Karl W. Larsen

Dept. Natural Resource Sciences, Thompson Rivers University
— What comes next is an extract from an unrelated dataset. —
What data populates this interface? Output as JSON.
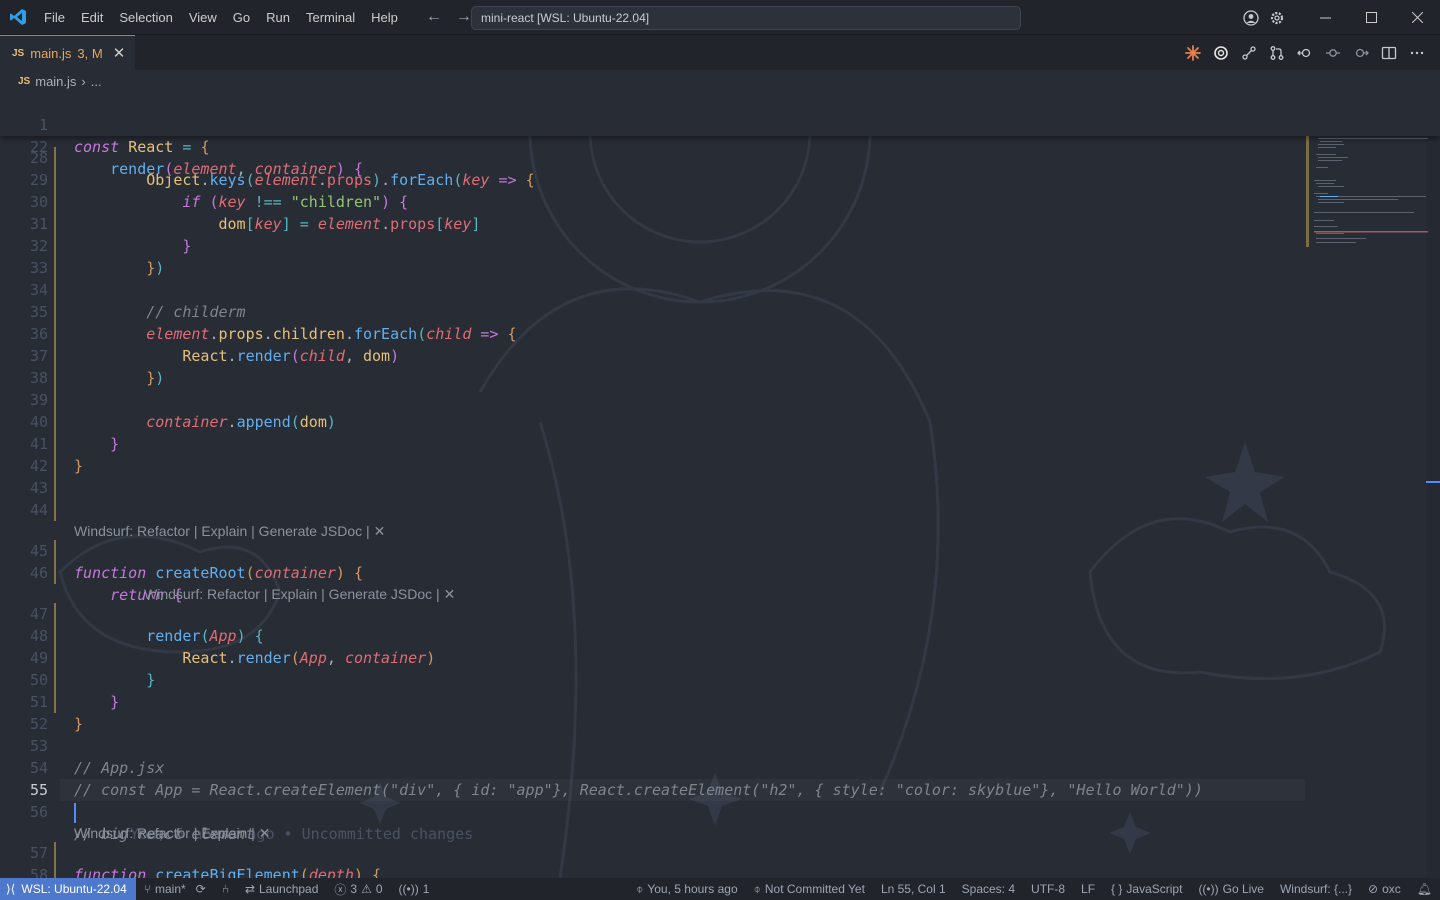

The use of communal denning sites (‘hibernacula’) by northern rattlesnakes in BC is a well documented phenomenon.   Emergence from hibernation in the spring (egress) is followed by often-lengthy migrations to summer foraging grounds, with a return to the same denning sites (ingress) occuring in autumn.  Presumably, the cues used by these snakes to time these events are the result of natural selection occuring over long periods of time, as making a mistake (i.e. departing too early or returning too late) could have dire consequences on the fitness of individuals.  Rapid climate change has the potential to alter the conditions under which these dispersal tactics have evolved, with short or long-term consequences to the snakes.  I will outline a new project started this fall where a consortium of academic, government, First Nations and public researchers are using wildlife cameras and temperature dataloggers to monitor the timing of ingress and egress at a number of rattlesnake dens, including several within BC protected areas.   In part, this project was initiated in response to an event recorded in 2017 that broke our stereotypic model of rattlesnake denning behaviour.  I will present the preliminary results obtained from our initial work this autumn, and discuss the range of values asssociated with monitoring rattlesnake denning behaviour.